January 31, 2014
Post-transplant day #51, pulmonary rehab #24.
I strip off my sweaty workout clothes. Then, like the newly blind, my fingers slowly and curiously trace the line of brail that tells the most recent chapter in my life story. The rivulet of new, pink fibrotic tissue leads my fingertips from one armpit to the other along a meandering course, detouring below both breasts, but rising in a graceful arc across my sternum. But I encounter not soft, yielding newly-mended flesh, but rather the protective metal bridges forcibly punched into my skin, spanning from one bank to the other, feeling being gained along the short trip south across the incision.

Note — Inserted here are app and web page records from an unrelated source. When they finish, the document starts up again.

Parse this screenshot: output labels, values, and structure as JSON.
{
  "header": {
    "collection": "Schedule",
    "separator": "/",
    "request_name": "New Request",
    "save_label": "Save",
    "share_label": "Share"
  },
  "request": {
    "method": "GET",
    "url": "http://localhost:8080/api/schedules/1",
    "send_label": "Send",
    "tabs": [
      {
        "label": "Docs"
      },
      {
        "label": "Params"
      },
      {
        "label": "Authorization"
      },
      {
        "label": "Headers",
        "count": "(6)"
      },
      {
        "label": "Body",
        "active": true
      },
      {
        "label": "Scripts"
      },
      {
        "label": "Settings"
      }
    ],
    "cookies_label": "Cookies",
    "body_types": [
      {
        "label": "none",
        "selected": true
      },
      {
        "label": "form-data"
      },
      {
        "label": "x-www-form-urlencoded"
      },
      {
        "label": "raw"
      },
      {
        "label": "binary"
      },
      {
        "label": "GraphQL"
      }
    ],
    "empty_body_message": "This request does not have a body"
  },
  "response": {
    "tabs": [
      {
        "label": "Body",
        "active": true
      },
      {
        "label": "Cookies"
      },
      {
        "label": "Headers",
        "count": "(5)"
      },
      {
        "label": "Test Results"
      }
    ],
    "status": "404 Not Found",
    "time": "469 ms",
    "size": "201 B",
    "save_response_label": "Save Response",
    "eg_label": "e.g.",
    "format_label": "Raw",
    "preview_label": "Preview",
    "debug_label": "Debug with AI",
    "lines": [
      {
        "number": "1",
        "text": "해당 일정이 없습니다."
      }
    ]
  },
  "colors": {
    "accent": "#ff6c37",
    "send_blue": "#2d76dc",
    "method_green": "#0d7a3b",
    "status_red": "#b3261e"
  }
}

My breasts are numb. Most of the nerves that pick up sensation come upward, from below and behind. Saving my life meant cutting through those nerves, leaving my nipples, aereola, and surrounding breasts deadened. Yet immediately south of the scar, sensation has returned almost completely, the nerve endings there still having a pathway back to my brain.
As my fingers play the counting game, starting at one armpit and attempting to single out each individual staple along the way, testing, pushing a little, seeing which ones are firm and which ones wiggle, I come across a livelier zone of sensation. Across my sternum, both sides of the river of scar tissue are active. Sensation in the north and the south. Then I am again back in familiar territory - a mirrored map of the other side, still with sensation below the line of demarcation, none above.
This long river of a scar, paired with the outpost glacial lake above it, marking where my port once stood proud of my chest, is now the story of my life. Well, two lives, really. Four, if you want to get technical.
After rehab today, a few of us made impromptu plans for dinner, ending up at an ale house. In the course of conversation, it came up that of the three of us transplantees who were there, one is a retransplant and that the first time around, she received seven units of blood. I got to thinking about that. I'd almost forgotten about the blood transfusions.
First transplants are generally less bloody, as the scalpel cauterizes as it goes. My own transplant went well, yet I required two blood transfusions afterwards [I don't know how many units (if any) during the operation]. But at 4:28 a.m. December 11th, and again at 6:47 a.m., I required extra blood. Two units of blood from two strangers who donated at some point in the last few weeks. People who didn't know how or when or why their blood would be used - or even if - yet took time out of their busy schedules to donate just in case it could be used.
Which means that not only did one stranger save my life, but three. Though the body replaces blood, I will forever have a small part of two other living souls in me, as well as a large part of one deceased donor. I am grateful even for these smaller, easier donations, for without the simple blood transfusions, i would not have made it.
As my fingers trace my zipper of staples, my thoughts are directed again towards my main donor. Who was this person? What were they like? I have no way of knowing right now; not even if my donor was a man or woman, old or young. I love how these lungs feel in me and how well they'e doing - so I imagine my donor to be much like me: male, approaching middle age or slightly younger, about my size. I don't believe he ever smoked a day in his life. I think he may have been physically fit in general, if not an athlete. This is all supposition, of course. I am imagining a person I can easily admire and so feel closer kinship, reassuring myself that my new lungs once belonged to someone I could have called brother.
Perhaps it is completely different. Maybe these lungs came from a person I would be unable to connect with in usual society. Sassy, loud and proud black woman? Tiring Chinese immigrant empty-nester? Regular ol' white trash with no education, no morals, no self-control? Perhaps. And if so, then even then I embrace that person as my brother or sister and am forever grateful - because for whomever he (or she) may have been, whatever good or bad he did in life, whatever impact he made or failed to make on the people around him, he did three things so absolutely right: he took good care of his lungs in his lifetime, he consented to be an organ donor, and he let his family know his wishes. And for those acts, he saved my life.
I have no way to thank him directly. Never will be able to. But I can live life for two, now. I can honor the multiplicity of lives that have combined to keep mine going by living each day fully, setting new goals, exploring new territory, achieving new successes, giving back to the community with my time and energy. I have no choice in this. To walk away from Durham and live only for myself would be a sin.
Tonight, sitting at the table with two close friends, totaling four complete double-lung transplants and multiple transfusions, I was struck by how many souls really partook in our humble meal, and that three of us are living for six of us. Tonight I am reminded that the best way to honor my donor's sacrifice is to live doubly; for now, I breathe for two.